If Washington’s NFL team can finally ditch its racist name, why can’t these local schools do it? | Jenice Armstrong
Two Pennsylvania high schools — Neshaminy in Bucks County and Sayre in Bradford County — and Wayne Valley High School in Passaic County, N.J., use the same racist slur that the Washington team did.
The Washington Football Team’s new nickname, the Commanders, is a fine one. It’s strong. It’s bold. Almost anything would have been better than the racist one it had before. I’m ashamed of how long it took for my hometown team to do the right thing.
Now, it’s time for other sports teams to follow suit.
I don’t just mean professional teams, such as the Atlanta Braves or the Kansas City Chiefs, which have come under fire because of the teams’ and fans’ use of Native American imagery. High schools and colleges with problematic nicknames and imagery need to rebrand as well. Two Pennsylvania high schools — Neshaminy in Bucks County and Sayre in Bradford County, and Wayne Valley High School in Passaic County, N.J. — continue to use the same awful nickname ditched by Washington.
They’re far from alone: The Pennsylvania Youth Congress, a Harrisburg-based advocate for inclusive education, released a study revealing recently that more than 55,162 students attended Pennsylvania schools with Native American nicknames and mascots. That included at least 397 Native American students among an estimated 1,139 statewide.

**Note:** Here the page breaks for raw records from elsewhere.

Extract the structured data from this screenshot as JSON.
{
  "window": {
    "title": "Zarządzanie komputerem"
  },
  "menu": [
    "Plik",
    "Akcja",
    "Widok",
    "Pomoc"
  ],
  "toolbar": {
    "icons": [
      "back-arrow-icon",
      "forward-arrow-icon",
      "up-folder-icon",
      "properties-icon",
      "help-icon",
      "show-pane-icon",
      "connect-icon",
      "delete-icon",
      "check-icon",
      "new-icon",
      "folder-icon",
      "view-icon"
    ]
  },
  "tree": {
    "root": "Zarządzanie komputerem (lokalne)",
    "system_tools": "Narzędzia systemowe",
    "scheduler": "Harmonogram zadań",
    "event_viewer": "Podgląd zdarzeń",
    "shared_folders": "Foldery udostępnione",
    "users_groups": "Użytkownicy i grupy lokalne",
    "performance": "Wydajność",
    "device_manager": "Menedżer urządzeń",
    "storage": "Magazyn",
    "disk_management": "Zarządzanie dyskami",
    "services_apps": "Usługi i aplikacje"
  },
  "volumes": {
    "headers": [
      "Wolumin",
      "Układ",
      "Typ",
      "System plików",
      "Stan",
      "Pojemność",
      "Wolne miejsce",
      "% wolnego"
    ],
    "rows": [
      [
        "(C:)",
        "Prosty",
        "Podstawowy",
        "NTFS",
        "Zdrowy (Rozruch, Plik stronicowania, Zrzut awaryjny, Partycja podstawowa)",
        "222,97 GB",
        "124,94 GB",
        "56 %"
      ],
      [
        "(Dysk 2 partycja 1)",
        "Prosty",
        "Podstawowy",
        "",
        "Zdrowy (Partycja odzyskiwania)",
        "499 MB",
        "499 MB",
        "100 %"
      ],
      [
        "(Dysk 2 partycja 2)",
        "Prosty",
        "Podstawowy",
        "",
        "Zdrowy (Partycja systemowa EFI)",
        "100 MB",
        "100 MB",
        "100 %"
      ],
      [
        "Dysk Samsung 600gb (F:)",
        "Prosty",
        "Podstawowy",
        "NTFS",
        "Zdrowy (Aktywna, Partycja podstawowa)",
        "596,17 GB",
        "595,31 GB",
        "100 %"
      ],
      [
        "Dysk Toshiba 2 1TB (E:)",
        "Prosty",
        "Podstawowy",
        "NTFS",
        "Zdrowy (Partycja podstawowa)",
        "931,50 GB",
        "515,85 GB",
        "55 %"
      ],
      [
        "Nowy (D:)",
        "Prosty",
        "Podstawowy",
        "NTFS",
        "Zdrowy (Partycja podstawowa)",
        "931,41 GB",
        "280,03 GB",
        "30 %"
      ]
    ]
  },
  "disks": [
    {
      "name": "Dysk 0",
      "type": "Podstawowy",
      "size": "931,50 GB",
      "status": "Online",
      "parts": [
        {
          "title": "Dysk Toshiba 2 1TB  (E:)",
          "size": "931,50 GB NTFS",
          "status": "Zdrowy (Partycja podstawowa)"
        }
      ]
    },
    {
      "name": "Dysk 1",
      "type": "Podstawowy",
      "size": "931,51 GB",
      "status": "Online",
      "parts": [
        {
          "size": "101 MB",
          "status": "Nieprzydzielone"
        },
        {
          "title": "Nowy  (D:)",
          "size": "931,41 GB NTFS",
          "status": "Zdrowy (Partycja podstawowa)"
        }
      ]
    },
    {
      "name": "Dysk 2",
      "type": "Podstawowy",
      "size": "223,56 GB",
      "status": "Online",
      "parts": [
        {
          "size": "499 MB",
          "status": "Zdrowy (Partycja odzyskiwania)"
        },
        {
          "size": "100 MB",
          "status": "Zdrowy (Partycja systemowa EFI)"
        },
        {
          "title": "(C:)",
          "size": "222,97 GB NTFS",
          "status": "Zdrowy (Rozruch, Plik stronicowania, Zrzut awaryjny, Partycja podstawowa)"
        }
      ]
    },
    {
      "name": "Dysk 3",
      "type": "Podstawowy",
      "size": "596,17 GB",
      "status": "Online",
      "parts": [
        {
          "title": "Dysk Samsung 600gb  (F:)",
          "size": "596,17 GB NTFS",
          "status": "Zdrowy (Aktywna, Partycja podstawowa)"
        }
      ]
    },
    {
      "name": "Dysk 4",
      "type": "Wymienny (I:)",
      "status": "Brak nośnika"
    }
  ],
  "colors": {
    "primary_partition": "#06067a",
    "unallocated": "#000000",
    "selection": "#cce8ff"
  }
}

It used to be that people could get away with claiming that they didn’t know better. They do now. And as the saying goes, when you know better, you do better.
“The term redskin is derogatory and always has been,” pointed out Chad Dion Lassiter, executive director of the Pennsylvania Human Relations Commission. “There are many who want to hold onto racist imagery no matter what.”
Lassiter added, “They say the name is cultural pride. Native Americans and Indigenous people say it’s racist.”
According to Pennsylvania State Rep. Chris Rabb (D., Phila.), the term refers to the remains of Native Americans slain because of “white supremacist-based, government-funded bounties for the killing and mutilation of Indigenous peoples.” He has compiled a list of about 60 schools in the Keystone State that have other problematic nicknames. Rabb also is working on a bill that would, among other things, ban the practice of using Native American-inspired mascots.
“It’s about basic human dignity,” Rabb told me Monday. “As a Black person who is used to being treated as a second-class citizen, if we don’t speak up as the moral compass of this country, then we are complicit. This is the same thing that they’ve done to us for centuries, too.”
He added, “I would love to see youth leaders in schools throughout the state that have racist mascots and team names band together and demand that adults in their respective communities do the right thing and stand down and allow for the process to change these names quickly and in an inclusive and in an intentional manner.”
Instead of relying primarily on young people to be change agents, I wish administrators would embrace the evolution instead of standing in the way. Washington let fans in on the process and allowed them to make suggestions for new names. School officials should let students and alumni come up with something to their liking. Done right, rebranding the names of high schools sports teams could potentially be used as a teachable moment — not just for the students but also for the communities they serve.
Neshaminy in Bucks County has been embroiled in drama over this issue for years. The Pennsylvania Human Relations Commission ruled in 2019 that the school needed to stop using “any and all logos and imagery in the Neshaminy High School that negatively stereotype Native Americans.” Activists were shocked last summer when a Commonwealth Court reversed the order.
“There’s nothing wrong with admitting that you’ve done something wrong and that you didn’t understand that it was wrong. But when you now understand that it’s wrong and you hold onto it, that’s where the problem lies, and that’s what Neshaminy has done,” said Donna Fann-Boyle, cofounder of the Coalition of Natives and Allies. “I, myself, have presented them with hundreds of pages of information. They know what they’re doing is wrong. We had a hearing with the Human Relations Commission.”
She hopes that the incoming replacement for longtime Neshaminy school board president Stephen Pirritano — who stepped down late last year — will be more amenable to change.
I hope so, too. The way it is now is not a good look. This isn’t your grandpop’s America anymore. The nation is diversifying rapidly. To thrive, the next generation will need to respect the sensibilities of those from different backgrounds in ways previous generations got away with not doing. As a society, we can’t rely solely on parents to impart those values. Students need to also see them modeled at school. The Washington Football Team spent years hanging on to its inglorious nickname. Team owner Dan Snyder vowed that he would never change it, but now he has, showing that evolution is possible.
Now it’s time for school sports teams to do the same.